━━ Extracted material

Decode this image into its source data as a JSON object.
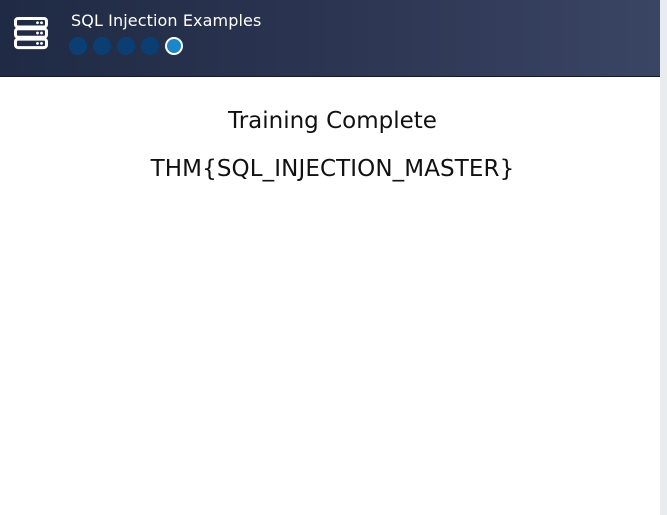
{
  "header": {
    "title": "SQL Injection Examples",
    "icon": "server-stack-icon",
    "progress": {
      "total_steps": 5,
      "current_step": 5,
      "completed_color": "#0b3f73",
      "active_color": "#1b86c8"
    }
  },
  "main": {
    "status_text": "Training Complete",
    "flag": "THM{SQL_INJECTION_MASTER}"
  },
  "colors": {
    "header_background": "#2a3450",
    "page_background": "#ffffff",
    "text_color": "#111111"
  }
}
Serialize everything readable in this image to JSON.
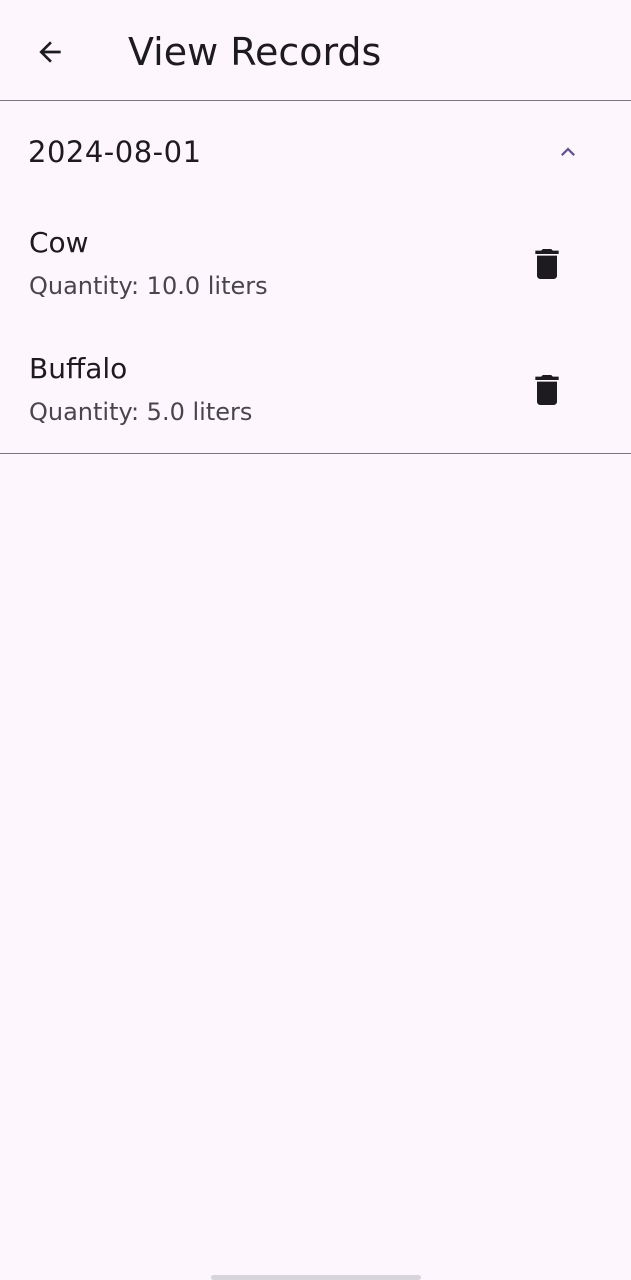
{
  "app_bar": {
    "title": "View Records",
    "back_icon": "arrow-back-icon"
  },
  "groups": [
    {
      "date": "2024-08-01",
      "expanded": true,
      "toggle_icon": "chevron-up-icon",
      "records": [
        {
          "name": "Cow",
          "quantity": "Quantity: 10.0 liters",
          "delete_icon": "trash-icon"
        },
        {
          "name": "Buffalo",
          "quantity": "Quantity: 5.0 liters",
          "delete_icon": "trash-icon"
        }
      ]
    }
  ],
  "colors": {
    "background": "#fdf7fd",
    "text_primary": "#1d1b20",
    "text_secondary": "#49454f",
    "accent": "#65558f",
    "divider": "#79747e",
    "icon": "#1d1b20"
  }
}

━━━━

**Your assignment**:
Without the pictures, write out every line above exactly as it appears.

**Completed task**:
Decode this image into its source data as a JSON object.
{
  "header": {
    "title": "SQL Injection Examples",
    "icon": "server-stack-icon",
    "progress": {
      "total_steps": 5,
      "current_step": 5,
      "completed_color": "#0b3f73",
      "active_color": "#1b86c8"
    }
  },
  "main": {
    "status_text": "Training Complete",
    "flag": "THM{SQL_INJECTION_MASTER}"
  },
  "colors": {
    "header_background": "#2a3450",
    "page_background": "#ffffff",
    "text_color": "#111111"
  }
}
Serialize everything readable in this image to JSON.
{
  "app_bar": {
    "title": "View Records",
    "back_icon": "arrow-back-icon"
  },
  "groups": [
    {
      "date": "2024-08-01",
      "expanded": true,
      "toggle_icon": "chevron-up-icon",
      "records": [
        {
          "name": "Cow",
          "quantity": "Quantity: 10.0 liters",
          "delete_icon": "trash-icon"
        },
        {
          "name": "Buffalo",
          "quantity": "Quantity: 5.0 liters",
          "delete_icon": "trash-icon"
        }
      ]
    }
  ],
  "colors": {
    "background": "#fdf7fd",
    "text_primary": "#1d1b20",
    "text_secondary": "#49454f",
    "accent": "#65558f",
    "divider": "#79747e",
    "icon": "#1d1b20"
  }
}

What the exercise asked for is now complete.